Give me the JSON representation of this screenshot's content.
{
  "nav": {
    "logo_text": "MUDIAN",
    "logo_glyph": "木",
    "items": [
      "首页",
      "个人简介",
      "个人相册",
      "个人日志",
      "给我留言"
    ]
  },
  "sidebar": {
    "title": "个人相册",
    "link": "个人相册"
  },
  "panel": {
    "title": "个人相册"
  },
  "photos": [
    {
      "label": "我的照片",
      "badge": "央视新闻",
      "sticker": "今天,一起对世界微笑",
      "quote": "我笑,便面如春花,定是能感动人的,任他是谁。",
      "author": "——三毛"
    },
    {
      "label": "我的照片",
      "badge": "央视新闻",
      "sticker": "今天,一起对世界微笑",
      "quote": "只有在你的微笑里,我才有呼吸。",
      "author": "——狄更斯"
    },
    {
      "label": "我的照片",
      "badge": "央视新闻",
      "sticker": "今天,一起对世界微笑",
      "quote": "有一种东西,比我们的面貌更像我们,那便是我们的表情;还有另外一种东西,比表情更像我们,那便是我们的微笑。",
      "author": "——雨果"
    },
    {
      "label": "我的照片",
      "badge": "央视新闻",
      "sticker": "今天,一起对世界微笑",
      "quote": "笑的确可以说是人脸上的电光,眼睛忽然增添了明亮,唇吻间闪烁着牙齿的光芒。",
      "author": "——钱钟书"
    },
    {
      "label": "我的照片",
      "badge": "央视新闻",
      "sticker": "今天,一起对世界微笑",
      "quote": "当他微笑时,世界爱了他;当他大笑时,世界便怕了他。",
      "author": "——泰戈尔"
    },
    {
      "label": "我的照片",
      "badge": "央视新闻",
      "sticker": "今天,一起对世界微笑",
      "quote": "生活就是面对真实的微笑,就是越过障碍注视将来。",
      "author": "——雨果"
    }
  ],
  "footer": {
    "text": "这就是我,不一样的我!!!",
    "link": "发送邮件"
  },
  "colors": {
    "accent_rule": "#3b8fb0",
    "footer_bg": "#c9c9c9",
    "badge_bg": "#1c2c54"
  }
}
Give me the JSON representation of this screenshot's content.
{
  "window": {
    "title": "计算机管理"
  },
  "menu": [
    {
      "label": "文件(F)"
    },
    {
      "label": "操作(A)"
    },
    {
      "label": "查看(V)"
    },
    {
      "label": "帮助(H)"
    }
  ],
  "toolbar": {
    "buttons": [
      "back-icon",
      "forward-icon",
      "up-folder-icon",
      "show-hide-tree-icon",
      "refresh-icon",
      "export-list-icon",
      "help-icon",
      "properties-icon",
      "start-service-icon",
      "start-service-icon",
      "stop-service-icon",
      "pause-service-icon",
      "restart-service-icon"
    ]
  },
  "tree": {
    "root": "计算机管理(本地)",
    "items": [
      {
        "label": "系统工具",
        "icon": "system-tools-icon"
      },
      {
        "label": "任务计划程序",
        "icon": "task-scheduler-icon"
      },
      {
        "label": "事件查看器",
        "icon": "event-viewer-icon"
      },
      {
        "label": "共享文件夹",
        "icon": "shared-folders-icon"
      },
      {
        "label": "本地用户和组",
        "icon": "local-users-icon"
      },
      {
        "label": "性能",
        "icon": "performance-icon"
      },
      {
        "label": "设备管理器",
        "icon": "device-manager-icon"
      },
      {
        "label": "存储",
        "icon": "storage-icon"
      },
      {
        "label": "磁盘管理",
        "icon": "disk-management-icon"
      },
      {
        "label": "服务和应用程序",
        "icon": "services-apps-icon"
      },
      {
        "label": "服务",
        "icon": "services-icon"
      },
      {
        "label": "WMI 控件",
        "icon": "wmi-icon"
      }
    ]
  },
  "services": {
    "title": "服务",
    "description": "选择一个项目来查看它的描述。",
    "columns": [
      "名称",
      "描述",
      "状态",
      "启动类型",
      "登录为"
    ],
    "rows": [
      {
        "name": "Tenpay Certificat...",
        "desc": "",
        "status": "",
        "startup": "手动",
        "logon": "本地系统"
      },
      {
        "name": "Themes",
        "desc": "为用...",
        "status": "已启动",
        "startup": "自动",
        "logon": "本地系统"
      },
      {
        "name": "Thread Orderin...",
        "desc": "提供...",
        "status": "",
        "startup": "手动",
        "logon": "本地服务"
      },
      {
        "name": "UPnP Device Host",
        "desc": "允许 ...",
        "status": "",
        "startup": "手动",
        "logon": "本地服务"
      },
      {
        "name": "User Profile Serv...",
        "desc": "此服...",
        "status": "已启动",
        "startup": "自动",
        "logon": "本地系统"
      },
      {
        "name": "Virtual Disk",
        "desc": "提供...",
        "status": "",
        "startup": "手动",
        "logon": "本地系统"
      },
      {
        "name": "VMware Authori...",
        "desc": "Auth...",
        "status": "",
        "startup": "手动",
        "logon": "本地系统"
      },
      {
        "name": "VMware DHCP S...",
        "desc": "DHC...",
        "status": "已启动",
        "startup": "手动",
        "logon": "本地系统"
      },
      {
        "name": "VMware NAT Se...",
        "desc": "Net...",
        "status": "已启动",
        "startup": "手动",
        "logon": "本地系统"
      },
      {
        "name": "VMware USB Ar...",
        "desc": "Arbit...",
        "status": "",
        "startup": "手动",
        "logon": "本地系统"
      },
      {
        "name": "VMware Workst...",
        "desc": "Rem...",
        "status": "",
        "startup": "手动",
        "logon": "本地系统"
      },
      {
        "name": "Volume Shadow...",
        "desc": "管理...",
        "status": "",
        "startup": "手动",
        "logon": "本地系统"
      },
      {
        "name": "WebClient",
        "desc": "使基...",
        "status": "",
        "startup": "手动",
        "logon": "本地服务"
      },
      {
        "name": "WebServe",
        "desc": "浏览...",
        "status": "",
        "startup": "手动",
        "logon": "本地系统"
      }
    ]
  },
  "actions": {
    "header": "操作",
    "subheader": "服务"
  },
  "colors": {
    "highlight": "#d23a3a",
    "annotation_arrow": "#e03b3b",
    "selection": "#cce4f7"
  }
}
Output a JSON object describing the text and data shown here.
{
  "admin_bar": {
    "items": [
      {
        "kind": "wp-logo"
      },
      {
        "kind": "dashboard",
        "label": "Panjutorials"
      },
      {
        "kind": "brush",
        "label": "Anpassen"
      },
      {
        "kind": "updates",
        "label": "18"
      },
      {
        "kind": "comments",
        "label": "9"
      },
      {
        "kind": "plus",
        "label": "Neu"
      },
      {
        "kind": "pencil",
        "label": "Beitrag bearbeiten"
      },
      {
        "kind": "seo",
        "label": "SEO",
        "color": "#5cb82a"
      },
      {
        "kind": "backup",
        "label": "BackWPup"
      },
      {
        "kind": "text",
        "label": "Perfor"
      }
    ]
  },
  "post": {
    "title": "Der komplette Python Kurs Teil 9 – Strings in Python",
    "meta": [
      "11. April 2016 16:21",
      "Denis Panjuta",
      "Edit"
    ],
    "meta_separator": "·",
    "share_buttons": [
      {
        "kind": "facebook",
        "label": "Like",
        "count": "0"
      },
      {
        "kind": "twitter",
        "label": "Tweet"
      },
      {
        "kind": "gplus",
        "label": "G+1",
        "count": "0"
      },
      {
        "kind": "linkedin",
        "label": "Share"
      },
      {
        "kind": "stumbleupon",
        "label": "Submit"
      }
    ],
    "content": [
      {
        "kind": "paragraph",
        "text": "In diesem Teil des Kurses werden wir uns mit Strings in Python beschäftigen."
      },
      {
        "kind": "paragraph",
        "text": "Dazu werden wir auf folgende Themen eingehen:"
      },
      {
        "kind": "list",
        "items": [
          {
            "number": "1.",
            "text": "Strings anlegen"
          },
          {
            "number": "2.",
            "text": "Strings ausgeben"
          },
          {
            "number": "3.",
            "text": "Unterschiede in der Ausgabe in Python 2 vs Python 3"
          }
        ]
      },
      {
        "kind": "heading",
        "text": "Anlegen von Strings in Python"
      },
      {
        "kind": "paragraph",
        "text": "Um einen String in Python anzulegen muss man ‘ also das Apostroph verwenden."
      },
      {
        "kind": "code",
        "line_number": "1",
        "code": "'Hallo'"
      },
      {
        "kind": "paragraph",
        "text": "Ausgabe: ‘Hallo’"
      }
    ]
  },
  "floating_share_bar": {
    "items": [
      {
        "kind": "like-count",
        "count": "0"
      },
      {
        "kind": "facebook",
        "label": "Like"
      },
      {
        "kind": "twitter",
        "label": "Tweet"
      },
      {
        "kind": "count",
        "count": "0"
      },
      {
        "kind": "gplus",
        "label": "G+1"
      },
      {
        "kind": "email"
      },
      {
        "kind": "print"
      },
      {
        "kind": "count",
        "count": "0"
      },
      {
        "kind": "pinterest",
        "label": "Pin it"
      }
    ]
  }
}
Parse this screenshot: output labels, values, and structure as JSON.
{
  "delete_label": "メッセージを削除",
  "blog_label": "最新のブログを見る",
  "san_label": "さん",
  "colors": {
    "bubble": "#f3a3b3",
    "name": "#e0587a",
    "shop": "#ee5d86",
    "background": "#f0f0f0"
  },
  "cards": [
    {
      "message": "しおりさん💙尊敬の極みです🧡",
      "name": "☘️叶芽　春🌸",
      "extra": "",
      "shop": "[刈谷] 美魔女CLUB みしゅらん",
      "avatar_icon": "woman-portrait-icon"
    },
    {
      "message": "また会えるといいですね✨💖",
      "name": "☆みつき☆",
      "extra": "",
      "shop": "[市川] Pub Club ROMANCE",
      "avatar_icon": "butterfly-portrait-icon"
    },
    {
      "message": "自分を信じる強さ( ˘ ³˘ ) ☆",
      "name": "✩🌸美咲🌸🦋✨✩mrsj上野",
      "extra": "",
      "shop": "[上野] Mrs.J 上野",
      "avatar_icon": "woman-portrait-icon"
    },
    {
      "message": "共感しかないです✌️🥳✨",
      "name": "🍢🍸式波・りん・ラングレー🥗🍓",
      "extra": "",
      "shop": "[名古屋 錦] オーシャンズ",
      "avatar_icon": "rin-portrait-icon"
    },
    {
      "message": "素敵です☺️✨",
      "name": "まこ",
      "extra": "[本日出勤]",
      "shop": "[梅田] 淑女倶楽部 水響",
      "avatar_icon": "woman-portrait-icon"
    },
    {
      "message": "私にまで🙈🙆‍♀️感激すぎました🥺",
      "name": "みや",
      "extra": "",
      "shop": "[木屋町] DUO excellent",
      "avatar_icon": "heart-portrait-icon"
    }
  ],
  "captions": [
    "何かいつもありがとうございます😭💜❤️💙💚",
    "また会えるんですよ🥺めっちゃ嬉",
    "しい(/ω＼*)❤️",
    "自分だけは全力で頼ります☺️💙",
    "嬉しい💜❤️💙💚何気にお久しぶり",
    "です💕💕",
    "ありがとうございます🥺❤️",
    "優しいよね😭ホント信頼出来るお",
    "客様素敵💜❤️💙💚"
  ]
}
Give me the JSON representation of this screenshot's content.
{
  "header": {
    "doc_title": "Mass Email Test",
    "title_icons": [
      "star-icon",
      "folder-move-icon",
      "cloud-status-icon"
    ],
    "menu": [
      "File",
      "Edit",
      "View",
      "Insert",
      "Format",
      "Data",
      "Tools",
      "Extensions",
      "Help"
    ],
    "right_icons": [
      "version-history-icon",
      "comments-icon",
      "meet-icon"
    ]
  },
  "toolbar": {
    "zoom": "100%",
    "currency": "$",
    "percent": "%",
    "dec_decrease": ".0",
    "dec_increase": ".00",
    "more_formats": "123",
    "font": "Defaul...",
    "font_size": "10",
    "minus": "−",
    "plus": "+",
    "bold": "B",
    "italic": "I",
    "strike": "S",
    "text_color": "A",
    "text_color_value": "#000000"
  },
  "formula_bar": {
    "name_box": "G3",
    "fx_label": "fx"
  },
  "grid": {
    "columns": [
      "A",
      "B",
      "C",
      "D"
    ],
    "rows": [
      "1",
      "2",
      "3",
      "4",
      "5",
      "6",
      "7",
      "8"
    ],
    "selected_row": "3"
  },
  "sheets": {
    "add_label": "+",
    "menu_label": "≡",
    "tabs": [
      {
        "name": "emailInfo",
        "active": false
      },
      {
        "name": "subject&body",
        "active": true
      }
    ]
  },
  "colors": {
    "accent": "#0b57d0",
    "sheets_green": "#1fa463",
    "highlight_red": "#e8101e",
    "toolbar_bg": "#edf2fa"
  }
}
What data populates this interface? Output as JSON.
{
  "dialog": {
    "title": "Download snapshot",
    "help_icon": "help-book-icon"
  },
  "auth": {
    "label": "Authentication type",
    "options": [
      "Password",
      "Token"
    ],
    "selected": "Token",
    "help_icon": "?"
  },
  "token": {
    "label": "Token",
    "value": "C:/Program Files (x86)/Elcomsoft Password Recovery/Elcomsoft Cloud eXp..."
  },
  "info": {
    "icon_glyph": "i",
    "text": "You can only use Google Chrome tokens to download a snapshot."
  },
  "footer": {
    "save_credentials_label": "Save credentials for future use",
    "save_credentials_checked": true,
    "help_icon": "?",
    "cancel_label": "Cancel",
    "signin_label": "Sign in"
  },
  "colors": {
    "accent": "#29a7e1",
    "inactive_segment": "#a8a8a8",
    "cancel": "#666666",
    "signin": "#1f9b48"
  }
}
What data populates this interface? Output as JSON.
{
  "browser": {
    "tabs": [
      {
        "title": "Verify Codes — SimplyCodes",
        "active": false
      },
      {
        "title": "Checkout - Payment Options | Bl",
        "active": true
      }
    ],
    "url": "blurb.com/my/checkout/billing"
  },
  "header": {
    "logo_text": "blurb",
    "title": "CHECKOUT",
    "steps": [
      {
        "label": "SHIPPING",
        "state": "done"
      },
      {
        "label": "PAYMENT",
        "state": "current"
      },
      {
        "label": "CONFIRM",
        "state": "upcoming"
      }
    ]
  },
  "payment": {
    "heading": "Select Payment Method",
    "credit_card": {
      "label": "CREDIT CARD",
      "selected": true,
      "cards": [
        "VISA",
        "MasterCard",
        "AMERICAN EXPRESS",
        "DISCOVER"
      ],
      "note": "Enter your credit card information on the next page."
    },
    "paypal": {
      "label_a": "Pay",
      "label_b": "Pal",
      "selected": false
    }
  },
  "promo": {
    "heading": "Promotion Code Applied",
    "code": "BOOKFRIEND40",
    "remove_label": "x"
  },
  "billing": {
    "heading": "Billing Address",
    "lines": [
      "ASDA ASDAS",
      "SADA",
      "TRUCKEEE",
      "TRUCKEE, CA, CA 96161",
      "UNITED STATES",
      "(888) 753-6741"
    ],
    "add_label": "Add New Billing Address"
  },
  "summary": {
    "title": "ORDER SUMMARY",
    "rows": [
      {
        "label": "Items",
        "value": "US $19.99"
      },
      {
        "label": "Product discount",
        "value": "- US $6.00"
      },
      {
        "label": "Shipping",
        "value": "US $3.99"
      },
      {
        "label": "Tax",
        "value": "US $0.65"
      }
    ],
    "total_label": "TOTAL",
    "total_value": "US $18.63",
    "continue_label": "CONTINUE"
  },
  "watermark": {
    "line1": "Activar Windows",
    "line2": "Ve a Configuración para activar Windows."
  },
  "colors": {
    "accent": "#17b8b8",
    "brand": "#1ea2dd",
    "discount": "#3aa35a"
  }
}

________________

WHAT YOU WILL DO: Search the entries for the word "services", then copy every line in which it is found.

EXERCISE OUTPUT:
        "icon": "services-apps-icon"
        "icon": "services-icon"
  "services": {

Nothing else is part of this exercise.